Copy out all lines of the listing below that hold "this".
==========
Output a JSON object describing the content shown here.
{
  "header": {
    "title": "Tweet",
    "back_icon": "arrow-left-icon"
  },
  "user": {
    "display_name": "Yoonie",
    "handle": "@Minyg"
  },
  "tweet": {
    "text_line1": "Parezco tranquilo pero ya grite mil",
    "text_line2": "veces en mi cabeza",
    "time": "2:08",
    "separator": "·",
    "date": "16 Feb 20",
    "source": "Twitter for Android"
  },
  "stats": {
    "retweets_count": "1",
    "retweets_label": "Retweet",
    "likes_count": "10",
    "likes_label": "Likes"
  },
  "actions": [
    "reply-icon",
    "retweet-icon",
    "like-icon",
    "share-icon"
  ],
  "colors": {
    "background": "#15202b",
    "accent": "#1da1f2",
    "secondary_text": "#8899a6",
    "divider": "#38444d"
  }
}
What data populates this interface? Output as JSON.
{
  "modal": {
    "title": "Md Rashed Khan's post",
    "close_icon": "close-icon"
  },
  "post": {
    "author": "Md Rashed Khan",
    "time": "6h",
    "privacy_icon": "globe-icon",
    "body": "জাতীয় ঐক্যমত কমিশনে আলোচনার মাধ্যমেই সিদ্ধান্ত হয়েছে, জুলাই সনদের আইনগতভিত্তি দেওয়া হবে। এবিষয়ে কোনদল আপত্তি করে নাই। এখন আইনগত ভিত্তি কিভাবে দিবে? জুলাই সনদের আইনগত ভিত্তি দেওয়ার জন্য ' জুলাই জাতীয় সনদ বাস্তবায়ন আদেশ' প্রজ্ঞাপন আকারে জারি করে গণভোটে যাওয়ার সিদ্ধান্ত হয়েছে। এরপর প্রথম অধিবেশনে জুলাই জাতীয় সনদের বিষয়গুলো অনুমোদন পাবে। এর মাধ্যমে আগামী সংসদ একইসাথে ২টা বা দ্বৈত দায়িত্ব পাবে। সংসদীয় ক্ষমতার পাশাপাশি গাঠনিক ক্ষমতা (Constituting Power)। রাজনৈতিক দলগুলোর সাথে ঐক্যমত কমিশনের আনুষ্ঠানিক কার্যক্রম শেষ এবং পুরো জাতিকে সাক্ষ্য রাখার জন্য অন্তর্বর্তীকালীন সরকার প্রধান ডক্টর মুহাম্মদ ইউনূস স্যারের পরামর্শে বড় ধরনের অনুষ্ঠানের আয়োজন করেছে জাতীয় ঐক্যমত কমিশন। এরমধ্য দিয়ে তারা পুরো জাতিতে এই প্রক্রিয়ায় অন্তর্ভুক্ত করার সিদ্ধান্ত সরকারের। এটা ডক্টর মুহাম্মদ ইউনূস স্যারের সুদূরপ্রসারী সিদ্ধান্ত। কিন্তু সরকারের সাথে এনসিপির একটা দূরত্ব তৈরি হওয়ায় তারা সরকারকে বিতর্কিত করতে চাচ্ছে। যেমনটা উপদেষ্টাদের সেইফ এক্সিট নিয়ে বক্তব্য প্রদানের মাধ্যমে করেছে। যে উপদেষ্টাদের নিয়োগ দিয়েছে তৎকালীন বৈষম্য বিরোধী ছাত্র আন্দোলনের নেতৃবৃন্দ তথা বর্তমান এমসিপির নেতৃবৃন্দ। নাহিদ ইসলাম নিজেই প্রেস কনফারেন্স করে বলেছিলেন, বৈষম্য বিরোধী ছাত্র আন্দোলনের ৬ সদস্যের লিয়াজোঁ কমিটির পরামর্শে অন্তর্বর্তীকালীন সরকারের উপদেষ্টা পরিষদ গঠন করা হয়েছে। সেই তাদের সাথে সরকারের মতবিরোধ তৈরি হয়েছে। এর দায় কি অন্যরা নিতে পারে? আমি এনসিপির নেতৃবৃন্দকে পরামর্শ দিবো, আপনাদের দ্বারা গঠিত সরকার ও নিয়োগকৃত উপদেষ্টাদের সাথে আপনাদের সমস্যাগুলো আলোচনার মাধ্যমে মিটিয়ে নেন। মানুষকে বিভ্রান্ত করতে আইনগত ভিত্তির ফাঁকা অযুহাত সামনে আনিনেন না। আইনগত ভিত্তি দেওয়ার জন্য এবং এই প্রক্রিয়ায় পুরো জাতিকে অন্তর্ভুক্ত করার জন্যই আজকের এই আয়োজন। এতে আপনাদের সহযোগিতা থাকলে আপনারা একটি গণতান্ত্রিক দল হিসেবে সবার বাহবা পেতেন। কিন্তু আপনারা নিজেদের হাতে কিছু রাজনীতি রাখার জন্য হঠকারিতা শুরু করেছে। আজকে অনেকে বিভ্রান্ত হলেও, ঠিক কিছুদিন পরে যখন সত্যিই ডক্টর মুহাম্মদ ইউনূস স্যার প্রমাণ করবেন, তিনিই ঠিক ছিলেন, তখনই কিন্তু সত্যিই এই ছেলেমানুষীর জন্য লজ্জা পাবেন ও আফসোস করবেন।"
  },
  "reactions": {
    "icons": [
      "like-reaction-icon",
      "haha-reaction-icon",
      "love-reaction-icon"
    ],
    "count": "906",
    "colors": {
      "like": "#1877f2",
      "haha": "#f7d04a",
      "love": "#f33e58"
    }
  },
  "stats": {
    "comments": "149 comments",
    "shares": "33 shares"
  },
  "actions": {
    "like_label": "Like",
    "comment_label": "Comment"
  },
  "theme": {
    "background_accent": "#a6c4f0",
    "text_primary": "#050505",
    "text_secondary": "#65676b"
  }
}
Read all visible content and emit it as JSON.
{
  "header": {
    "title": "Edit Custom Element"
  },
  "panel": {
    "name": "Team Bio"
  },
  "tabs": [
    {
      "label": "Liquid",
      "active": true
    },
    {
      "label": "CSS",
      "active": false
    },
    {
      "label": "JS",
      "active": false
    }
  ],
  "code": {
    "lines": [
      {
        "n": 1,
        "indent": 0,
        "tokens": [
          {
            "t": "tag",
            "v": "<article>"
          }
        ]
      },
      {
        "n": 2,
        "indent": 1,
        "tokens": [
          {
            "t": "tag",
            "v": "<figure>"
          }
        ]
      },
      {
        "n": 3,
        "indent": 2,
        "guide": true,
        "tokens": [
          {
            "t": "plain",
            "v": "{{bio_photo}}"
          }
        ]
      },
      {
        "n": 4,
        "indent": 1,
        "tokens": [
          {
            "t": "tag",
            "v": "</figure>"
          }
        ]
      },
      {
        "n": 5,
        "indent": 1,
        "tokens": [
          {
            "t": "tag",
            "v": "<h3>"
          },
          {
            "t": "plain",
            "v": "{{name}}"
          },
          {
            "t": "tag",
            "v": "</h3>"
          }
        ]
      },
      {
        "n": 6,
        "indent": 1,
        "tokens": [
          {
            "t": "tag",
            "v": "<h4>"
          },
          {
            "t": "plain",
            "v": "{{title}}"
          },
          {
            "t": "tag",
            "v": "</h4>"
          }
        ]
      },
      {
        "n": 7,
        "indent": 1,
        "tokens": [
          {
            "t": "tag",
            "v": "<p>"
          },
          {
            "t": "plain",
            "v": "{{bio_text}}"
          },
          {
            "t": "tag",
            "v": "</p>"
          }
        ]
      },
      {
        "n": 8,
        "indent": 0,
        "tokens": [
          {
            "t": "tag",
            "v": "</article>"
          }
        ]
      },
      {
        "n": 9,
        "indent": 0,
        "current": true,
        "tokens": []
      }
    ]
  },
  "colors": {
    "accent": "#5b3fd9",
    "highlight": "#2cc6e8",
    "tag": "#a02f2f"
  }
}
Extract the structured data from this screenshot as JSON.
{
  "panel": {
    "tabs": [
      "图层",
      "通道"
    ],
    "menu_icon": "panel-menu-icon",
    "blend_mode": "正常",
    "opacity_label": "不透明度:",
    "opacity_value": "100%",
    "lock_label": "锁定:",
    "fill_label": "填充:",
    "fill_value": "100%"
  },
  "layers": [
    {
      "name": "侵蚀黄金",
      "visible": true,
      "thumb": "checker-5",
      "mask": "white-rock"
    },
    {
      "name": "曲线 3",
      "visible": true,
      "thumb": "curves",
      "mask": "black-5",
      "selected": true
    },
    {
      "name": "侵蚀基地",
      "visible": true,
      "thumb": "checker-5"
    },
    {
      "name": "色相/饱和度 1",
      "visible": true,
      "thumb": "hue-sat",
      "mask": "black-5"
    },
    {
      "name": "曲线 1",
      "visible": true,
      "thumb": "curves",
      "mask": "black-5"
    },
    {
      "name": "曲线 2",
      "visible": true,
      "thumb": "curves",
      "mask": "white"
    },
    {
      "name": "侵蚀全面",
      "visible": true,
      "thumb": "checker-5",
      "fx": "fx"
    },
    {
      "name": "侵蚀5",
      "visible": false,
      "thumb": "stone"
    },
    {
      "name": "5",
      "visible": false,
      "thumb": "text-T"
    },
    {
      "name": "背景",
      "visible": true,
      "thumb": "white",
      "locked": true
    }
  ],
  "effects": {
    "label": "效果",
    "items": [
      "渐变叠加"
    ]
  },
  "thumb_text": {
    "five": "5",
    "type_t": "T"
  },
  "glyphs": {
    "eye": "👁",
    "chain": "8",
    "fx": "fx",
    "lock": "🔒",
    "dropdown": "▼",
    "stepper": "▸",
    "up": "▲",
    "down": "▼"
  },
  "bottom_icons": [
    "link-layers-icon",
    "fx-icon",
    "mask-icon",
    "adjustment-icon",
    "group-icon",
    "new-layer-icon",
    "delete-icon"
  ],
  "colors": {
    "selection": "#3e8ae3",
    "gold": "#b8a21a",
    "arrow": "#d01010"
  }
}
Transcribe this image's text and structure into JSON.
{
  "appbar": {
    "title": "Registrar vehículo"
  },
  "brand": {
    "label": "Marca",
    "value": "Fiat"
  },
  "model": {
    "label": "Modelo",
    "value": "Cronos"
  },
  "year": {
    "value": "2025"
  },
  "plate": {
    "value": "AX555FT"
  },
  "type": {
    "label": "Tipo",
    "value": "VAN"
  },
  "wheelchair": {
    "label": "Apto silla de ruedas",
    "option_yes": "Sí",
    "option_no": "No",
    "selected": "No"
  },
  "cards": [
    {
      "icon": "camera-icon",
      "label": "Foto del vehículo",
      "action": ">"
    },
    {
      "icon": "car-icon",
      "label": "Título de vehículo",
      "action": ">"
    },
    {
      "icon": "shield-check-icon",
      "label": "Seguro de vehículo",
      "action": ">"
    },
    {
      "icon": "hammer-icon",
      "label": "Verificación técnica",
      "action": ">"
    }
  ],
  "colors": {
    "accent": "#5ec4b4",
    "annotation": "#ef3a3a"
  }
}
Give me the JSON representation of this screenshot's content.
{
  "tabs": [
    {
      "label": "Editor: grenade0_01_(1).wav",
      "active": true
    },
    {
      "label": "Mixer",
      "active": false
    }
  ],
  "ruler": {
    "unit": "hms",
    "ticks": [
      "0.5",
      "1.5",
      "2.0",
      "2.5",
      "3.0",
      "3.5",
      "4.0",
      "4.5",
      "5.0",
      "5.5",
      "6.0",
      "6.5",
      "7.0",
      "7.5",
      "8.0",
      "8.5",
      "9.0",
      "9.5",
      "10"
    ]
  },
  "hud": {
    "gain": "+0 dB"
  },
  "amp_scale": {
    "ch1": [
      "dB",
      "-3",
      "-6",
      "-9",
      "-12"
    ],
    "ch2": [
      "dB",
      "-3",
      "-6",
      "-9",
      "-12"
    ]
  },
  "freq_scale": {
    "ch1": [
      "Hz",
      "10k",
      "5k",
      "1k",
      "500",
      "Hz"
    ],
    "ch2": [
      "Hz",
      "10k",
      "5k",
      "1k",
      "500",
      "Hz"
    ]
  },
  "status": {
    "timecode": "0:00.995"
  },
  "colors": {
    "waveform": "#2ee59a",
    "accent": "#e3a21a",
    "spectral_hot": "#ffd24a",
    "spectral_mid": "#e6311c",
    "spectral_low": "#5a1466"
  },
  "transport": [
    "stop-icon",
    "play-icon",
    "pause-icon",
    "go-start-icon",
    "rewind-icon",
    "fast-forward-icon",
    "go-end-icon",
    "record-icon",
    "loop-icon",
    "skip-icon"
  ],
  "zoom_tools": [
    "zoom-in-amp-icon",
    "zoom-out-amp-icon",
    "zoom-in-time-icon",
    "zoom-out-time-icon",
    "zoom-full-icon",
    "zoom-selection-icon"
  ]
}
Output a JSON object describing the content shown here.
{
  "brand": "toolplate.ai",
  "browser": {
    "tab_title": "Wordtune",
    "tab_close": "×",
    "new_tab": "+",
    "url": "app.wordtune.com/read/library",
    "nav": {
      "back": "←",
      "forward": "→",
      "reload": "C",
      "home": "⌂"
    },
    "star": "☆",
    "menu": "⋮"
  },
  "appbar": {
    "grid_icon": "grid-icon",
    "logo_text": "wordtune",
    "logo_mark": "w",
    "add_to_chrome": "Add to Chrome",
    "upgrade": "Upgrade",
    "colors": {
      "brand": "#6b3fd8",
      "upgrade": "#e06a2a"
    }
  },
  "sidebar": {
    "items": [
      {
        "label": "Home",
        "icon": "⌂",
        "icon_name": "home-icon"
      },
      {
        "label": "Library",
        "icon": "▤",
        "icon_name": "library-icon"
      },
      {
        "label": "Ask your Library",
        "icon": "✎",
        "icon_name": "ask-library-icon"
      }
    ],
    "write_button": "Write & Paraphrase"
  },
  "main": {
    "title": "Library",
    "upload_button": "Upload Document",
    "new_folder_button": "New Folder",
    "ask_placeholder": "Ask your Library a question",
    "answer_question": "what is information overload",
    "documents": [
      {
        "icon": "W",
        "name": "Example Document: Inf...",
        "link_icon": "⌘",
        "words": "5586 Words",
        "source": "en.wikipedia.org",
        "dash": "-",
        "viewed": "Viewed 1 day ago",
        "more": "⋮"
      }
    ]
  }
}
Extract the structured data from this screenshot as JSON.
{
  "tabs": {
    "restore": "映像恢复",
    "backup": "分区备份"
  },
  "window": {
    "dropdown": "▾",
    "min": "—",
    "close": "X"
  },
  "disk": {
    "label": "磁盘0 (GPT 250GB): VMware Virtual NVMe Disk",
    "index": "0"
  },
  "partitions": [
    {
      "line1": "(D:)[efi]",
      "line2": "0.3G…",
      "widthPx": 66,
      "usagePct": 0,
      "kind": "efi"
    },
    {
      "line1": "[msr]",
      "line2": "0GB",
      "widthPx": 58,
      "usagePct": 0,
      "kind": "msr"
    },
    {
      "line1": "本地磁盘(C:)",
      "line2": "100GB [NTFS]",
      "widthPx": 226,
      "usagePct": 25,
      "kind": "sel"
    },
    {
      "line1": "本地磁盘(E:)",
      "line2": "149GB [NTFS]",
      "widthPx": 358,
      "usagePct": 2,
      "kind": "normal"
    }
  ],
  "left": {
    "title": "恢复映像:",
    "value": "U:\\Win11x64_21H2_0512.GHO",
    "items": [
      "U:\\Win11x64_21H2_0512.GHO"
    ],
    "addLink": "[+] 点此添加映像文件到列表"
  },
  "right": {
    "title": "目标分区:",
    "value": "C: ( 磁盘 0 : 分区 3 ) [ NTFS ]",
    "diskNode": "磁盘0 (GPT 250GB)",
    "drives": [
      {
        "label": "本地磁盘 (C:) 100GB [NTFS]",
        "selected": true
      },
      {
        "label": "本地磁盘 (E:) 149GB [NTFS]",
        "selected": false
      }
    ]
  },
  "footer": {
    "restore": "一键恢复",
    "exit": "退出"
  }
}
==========
**SOLUTION BELOW:**
What data populates this interface? Output as JSON.
Extract the structured data from this screenshot as JSON.
Transcribe this image's text and structure into JSON.
Give me the JSON representation of this screenshot's content.
Extract the structured data from this screenshot as JSON.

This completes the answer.